### Work instruction
All lines in the records that carry the string "value" are to be shown.

### Extracted material ###

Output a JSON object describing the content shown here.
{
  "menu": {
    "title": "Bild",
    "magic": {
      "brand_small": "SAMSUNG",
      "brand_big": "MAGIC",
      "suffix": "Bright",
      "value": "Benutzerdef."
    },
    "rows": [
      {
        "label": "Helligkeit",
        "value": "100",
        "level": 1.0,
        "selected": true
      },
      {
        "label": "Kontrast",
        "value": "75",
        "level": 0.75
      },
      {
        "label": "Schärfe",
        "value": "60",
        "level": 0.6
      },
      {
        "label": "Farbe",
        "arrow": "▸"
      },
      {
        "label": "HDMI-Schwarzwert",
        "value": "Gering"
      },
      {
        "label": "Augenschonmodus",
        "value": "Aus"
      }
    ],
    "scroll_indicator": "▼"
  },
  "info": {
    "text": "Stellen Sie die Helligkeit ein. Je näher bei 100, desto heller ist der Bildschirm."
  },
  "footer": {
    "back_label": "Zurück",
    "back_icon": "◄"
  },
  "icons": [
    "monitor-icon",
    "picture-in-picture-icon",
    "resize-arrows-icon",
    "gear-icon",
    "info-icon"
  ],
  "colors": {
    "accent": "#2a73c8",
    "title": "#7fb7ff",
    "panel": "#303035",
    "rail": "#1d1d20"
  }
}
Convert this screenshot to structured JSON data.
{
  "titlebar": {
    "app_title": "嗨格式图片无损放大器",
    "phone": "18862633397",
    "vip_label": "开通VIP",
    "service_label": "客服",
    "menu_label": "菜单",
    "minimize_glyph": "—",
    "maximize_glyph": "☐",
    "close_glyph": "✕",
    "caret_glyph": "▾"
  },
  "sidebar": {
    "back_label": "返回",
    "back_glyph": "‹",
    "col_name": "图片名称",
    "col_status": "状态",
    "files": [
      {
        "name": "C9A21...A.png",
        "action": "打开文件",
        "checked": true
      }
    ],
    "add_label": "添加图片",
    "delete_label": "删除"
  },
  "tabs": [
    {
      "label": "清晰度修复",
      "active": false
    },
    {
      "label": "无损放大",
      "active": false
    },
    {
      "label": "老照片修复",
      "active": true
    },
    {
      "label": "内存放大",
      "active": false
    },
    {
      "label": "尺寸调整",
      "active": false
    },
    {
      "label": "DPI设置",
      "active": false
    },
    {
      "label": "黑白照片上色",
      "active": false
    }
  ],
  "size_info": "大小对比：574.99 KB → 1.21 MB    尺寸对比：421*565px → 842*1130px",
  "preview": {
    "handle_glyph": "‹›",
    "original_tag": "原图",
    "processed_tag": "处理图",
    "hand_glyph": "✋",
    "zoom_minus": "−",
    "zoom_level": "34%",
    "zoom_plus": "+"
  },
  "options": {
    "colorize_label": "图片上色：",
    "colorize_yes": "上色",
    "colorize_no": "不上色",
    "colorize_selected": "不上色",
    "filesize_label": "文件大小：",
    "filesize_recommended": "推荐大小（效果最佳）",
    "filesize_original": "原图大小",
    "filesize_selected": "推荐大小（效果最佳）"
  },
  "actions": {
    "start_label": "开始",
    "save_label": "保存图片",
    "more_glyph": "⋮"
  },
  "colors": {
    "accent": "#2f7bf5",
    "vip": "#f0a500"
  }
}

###

### Exercise output
      "value": "Benutzerdef."
        "value": "100",
        "value": "75",
        "value": "60",
        "value": "Gering"
        "value": "Aus"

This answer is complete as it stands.